Inspirational people always live with you. They can come from memories of past or they may be sitting next to you. Angelica Sanchez recognizes that some of the illuminating people in her life can be interacted with on any given day. She chose to capture one special day with Billy Hart and Michael Formanek on their wonderful Sparkle Beings. 

Track Listing:

1. A Fungus Amungus (Mary Lou Williams) 07:39

2. Generational Bonds (Michael Formanek / Billy Hart / Angelica Sanchez) 11:12       

3. With (Exit) (Cecil Taylor) 05:12

4. Phantasmic Friend (Michael Formanek / Billy Hart / Angelica Sanchez) 05:55

5. Preludio a un Preludio (Mario Ruíz Armengol) 04:46

6. Sparkly Beings (Michael Formanek / Billy Hart / Angelica Sanchez) 15:24

7. Before Sleep/The Sleeping Lady and The Giant That Watches Over Her (Duke Ellington) 12:12


Angelica Sanchez: piano
Michael Formanek: bass
Billy Hart: drums

Recorded December 10, 2021, at Van Gelder Recording Studio, Englewood Cliffs, NJ

Engineer: Maureen Sickler

Mixing and Mastering: Ryan Streber

Graphic Design: Christopher Drukker


Pianist Angelica Sanchez is known for her colorfully inventive, often free-leaning post-bop jazz, a style she showcases on her vibrant 2022 trio album Sparkle Beings. While not her first trio album, it is the first to feature two veteran icons, bassist Michael Formanek and drummer Billy Hart. Her creative association with both artists is extensive, going back to 2003 for Formanek (who played on her debut), and to the ’90s for Hart (whom she met at a Gunther Schuller jazz workshop while she was a student). Since then, she has worked with Formanek extensively in various formations. Here, she brings both players together, exploring works by some of her biggest piano influences as well as her own compositions. While Sanchez often plays songs by other composers in her live shows, she rarely records them. This adds to the sense of illumination on Sparkle Beings, as if Sanchez is opening up a window on her development as an improviser.

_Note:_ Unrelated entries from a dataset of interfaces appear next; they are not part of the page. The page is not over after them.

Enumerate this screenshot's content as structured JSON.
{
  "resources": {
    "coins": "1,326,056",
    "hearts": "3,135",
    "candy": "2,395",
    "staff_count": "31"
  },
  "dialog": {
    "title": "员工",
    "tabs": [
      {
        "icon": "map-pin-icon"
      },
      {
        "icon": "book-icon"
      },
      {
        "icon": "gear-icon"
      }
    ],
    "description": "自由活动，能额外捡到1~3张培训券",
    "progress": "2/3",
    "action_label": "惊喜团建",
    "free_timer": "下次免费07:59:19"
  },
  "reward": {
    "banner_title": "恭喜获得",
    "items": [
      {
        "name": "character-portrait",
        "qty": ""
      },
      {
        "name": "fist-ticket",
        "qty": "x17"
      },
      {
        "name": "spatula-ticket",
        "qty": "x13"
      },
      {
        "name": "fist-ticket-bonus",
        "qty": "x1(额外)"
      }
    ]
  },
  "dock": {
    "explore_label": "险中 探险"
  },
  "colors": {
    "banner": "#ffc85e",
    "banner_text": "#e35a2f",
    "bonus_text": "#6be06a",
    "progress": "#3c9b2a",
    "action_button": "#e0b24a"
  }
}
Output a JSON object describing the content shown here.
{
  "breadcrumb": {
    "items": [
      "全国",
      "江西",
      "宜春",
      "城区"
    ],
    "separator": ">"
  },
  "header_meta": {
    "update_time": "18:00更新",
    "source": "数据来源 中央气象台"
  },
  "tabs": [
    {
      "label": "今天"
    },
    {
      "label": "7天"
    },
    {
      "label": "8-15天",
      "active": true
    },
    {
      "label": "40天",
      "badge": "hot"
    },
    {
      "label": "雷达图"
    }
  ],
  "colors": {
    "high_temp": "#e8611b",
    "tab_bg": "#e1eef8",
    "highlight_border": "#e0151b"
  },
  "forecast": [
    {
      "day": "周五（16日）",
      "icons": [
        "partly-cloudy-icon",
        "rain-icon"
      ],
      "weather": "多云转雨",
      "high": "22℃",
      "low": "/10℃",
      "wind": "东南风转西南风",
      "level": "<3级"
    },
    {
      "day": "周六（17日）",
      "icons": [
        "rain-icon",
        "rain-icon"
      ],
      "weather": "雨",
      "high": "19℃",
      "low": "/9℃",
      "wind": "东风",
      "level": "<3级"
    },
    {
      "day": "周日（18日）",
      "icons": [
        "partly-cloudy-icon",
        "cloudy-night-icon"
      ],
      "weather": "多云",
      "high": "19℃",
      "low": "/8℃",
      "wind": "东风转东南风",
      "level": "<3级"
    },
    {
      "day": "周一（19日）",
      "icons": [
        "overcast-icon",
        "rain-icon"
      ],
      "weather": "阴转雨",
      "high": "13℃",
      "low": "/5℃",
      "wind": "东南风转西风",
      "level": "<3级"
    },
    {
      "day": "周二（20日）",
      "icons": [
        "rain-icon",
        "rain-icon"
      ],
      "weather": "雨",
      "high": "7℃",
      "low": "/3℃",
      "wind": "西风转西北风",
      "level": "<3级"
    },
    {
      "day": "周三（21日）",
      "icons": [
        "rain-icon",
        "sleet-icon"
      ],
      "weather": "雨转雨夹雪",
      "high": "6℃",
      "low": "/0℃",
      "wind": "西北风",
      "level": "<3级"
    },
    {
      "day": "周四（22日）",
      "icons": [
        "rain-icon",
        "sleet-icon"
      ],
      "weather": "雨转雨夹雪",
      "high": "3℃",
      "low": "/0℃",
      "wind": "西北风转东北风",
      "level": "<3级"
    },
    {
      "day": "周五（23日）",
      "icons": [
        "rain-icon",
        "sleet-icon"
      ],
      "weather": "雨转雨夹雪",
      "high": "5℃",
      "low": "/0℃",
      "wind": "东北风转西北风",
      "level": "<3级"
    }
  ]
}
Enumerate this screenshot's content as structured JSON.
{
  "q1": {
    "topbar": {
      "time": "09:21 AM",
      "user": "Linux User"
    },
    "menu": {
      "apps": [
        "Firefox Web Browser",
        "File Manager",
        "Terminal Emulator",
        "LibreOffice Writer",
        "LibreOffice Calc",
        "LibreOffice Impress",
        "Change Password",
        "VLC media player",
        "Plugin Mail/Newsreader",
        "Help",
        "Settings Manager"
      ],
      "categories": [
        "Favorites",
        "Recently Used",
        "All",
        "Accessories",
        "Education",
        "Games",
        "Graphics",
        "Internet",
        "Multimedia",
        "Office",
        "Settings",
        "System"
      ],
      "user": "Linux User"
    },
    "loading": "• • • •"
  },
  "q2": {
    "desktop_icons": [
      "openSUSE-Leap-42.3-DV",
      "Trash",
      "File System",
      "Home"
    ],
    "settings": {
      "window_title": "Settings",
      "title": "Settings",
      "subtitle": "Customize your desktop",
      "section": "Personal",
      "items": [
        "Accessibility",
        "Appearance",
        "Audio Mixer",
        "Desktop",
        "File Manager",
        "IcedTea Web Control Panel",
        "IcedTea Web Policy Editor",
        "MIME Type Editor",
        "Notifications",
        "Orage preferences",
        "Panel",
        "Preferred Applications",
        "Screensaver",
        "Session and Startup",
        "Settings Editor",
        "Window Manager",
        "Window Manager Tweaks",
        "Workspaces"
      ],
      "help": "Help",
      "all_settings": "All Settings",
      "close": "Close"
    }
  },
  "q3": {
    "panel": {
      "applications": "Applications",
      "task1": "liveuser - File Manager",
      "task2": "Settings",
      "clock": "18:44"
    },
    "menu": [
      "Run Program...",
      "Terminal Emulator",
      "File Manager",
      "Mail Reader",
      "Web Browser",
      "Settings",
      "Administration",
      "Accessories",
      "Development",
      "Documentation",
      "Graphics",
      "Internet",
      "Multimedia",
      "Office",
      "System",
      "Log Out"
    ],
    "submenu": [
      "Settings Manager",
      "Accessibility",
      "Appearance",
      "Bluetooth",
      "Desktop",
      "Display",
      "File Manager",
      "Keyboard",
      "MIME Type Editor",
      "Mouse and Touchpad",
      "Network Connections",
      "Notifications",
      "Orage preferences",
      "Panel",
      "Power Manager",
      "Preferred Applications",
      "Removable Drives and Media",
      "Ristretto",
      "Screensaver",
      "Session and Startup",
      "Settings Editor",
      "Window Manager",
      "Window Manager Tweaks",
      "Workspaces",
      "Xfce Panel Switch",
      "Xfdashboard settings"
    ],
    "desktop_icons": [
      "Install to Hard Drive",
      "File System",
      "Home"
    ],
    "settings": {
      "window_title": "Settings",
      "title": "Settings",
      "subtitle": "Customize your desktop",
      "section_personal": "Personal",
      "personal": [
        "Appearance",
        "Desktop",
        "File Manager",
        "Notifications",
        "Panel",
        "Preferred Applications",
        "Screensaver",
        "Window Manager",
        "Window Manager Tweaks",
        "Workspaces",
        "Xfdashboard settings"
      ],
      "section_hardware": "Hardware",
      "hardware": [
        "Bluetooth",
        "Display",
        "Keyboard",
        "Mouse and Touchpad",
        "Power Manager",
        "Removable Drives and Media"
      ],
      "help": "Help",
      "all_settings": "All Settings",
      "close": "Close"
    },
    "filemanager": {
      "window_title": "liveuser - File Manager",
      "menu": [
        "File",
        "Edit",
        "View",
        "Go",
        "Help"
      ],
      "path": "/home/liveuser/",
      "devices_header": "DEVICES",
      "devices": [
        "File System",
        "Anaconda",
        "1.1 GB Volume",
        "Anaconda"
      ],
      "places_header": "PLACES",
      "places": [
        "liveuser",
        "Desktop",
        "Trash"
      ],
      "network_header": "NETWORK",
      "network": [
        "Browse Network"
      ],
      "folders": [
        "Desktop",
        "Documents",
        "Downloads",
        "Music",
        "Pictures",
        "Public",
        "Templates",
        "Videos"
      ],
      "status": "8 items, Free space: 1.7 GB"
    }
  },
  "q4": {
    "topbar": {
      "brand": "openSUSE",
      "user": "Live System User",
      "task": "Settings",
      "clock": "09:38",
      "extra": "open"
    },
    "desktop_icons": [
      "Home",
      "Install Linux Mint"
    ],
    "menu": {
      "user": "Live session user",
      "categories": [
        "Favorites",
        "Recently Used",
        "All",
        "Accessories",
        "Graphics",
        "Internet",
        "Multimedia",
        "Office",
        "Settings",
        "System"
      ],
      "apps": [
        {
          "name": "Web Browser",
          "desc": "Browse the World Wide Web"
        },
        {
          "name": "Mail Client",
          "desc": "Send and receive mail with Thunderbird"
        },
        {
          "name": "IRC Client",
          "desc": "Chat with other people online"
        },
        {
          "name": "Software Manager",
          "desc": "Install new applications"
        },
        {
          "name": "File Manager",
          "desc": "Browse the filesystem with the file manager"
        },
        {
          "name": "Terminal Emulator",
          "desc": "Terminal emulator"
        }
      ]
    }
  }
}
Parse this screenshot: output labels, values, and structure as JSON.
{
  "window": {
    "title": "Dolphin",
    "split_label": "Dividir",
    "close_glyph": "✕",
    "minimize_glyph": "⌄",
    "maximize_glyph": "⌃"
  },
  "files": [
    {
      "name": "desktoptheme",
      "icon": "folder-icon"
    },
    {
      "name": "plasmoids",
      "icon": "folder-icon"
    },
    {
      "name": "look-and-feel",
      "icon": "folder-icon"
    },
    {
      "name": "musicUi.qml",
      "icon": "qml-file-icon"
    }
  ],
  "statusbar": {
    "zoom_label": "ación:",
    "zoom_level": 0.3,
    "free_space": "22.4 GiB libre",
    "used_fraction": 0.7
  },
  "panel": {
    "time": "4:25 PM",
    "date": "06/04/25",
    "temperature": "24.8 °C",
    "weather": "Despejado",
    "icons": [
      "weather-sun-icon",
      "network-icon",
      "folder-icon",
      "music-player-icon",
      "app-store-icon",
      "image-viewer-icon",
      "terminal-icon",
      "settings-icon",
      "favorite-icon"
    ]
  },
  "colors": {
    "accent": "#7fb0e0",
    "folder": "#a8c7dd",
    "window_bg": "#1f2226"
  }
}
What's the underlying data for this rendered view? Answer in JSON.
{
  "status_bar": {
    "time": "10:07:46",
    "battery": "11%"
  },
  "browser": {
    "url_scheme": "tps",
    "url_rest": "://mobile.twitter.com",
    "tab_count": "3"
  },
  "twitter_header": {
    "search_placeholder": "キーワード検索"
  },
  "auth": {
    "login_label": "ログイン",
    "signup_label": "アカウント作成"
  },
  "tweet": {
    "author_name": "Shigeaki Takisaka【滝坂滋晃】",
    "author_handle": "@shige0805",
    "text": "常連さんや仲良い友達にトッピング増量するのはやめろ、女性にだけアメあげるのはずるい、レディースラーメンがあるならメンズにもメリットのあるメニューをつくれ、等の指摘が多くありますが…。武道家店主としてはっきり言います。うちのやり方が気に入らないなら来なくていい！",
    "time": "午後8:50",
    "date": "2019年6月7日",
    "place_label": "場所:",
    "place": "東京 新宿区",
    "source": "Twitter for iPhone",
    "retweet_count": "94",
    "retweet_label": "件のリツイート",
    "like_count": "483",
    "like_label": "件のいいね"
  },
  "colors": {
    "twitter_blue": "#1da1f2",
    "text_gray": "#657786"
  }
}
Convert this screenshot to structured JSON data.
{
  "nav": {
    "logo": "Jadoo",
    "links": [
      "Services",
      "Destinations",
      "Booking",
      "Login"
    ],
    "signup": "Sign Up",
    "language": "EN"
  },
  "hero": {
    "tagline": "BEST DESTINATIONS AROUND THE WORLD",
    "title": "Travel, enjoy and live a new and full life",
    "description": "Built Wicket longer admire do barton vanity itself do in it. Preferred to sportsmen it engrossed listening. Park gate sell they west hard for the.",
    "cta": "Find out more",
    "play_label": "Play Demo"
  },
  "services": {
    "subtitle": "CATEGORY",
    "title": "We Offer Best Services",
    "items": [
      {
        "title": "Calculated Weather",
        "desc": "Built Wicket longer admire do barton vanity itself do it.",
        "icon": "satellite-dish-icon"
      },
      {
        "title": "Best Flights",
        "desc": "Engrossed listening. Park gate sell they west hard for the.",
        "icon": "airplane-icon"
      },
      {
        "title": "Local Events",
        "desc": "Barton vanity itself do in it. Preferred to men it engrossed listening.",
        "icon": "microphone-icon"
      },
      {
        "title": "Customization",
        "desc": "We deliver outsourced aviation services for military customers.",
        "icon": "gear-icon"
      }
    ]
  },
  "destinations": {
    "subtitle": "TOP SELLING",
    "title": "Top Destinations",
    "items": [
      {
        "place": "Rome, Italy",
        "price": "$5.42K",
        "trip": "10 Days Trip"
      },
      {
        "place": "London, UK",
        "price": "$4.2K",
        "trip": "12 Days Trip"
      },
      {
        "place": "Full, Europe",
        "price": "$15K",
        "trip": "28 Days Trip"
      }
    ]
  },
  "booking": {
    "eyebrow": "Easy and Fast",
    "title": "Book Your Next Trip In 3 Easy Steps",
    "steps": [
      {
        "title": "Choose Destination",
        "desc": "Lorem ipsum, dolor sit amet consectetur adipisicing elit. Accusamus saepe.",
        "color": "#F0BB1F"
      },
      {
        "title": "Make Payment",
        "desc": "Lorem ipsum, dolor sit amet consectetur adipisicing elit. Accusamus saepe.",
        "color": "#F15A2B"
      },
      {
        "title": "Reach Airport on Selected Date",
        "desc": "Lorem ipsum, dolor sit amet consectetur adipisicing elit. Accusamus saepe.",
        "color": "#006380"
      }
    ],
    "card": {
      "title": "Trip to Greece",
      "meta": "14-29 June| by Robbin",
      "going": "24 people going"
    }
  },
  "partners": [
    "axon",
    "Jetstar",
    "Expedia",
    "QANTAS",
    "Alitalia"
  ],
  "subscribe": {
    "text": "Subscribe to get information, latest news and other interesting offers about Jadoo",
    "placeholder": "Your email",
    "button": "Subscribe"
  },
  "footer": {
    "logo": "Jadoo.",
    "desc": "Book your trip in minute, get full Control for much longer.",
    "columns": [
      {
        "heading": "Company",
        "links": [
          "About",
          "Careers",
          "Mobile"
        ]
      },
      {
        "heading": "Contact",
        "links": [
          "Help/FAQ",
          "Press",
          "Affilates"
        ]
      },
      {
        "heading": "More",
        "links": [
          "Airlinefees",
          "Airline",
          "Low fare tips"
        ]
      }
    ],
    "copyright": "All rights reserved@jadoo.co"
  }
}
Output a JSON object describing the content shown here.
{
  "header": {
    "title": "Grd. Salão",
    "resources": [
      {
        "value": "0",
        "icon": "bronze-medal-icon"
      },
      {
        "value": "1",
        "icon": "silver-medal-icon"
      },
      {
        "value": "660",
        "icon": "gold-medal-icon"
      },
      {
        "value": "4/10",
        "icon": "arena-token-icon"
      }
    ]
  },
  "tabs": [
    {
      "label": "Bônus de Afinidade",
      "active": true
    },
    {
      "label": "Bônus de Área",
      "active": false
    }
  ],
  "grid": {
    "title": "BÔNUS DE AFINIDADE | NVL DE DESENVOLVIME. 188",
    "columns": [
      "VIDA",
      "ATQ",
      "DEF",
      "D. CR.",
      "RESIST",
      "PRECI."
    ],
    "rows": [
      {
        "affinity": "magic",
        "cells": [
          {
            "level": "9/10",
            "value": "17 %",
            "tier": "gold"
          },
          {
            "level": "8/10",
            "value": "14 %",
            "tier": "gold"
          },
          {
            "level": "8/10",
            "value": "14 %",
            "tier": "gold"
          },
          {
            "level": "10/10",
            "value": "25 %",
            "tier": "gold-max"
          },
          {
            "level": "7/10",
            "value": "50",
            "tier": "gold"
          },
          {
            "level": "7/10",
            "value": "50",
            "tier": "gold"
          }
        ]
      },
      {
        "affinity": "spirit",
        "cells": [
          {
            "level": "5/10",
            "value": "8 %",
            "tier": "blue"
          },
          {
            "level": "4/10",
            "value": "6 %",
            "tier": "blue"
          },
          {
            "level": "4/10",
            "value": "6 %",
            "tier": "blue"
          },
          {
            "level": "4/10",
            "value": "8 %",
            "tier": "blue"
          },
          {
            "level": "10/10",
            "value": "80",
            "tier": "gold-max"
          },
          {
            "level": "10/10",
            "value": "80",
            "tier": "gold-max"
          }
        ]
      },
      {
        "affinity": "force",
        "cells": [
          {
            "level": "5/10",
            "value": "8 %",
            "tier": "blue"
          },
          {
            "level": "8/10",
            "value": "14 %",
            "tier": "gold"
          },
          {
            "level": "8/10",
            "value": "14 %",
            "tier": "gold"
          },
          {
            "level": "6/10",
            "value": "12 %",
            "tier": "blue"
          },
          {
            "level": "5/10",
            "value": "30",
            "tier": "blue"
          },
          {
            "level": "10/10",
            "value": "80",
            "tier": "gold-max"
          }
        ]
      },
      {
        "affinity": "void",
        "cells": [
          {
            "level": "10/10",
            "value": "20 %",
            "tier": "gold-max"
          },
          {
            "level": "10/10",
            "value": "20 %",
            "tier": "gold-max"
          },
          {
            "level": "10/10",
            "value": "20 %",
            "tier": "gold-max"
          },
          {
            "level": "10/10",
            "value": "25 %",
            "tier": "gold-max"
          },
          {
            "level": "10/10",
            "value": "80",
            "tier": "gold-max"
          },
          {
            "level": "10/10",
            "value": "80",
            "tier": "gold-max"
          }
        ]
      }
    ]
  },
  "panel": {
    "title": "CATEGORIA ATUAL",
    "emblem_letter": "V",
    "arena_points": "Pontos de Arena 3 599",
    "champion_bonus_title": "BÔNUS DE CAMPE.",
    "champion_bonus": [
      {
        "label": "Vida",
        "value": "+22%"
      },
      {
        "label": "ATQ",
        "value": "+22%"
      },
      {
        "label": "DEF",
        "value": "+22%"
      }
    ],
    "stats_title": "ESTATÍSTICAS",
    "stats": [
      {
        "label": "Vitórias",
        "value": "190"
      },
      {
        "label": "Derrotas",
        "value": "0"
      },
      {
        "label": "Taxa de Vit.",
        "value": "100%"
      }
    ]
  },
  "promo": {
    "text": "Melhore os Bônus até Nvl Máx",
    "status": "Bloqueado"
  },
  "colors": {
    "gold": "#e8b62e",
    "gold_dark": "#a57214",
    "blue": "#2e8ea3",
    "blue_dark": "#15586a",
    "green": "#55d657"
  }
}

She takes on Cecil Taylor’s noir-ish fever dream “With (Exit),” diving into the song’s sneaky melody as Formanek and Hart twirl around her in woozy, bluesy reverie. A similarly spectral atmosphere permeates her spare deconstruction of Mexican pianist Mario Ruiz Armengol’s “Preludio a un Preludio.” The pianist’s own songs conjure an equally dreamlike quality, as on the title track, which starts with a rhythmic pattern from Hart that sounds like falling rain filmed in black-and-white before Sanchez and Formanek enter, adding bird-like color to the scene. Even more evocative, “Phantasmic Friend” is a slow-moving ballad in which Sanchez’s dusky chordal harmonies swirl around your head like smoke in a dark cafe.

Particularly compelling is her opening reading of Mary Lou Williams’ “A Fungus Amungus,” in which she and trio partners lunge back and forth in off-kilter harmony like a modern dance company. Later, on the closing track, she combines her song “Before Sleep” with Duke Ellington’s “The Sleeping Lady and the Giant that Watches Over Her,” a song culled from his 1972 album The Latin American Suite. Both tracks wryly straddle the line between swinging, urbane bop and the boundary-less free jazz of artists like Ornette Coleman, a balance Sanchez strikes throughout Sparkle Beings.

Matt Collar (AllMusic)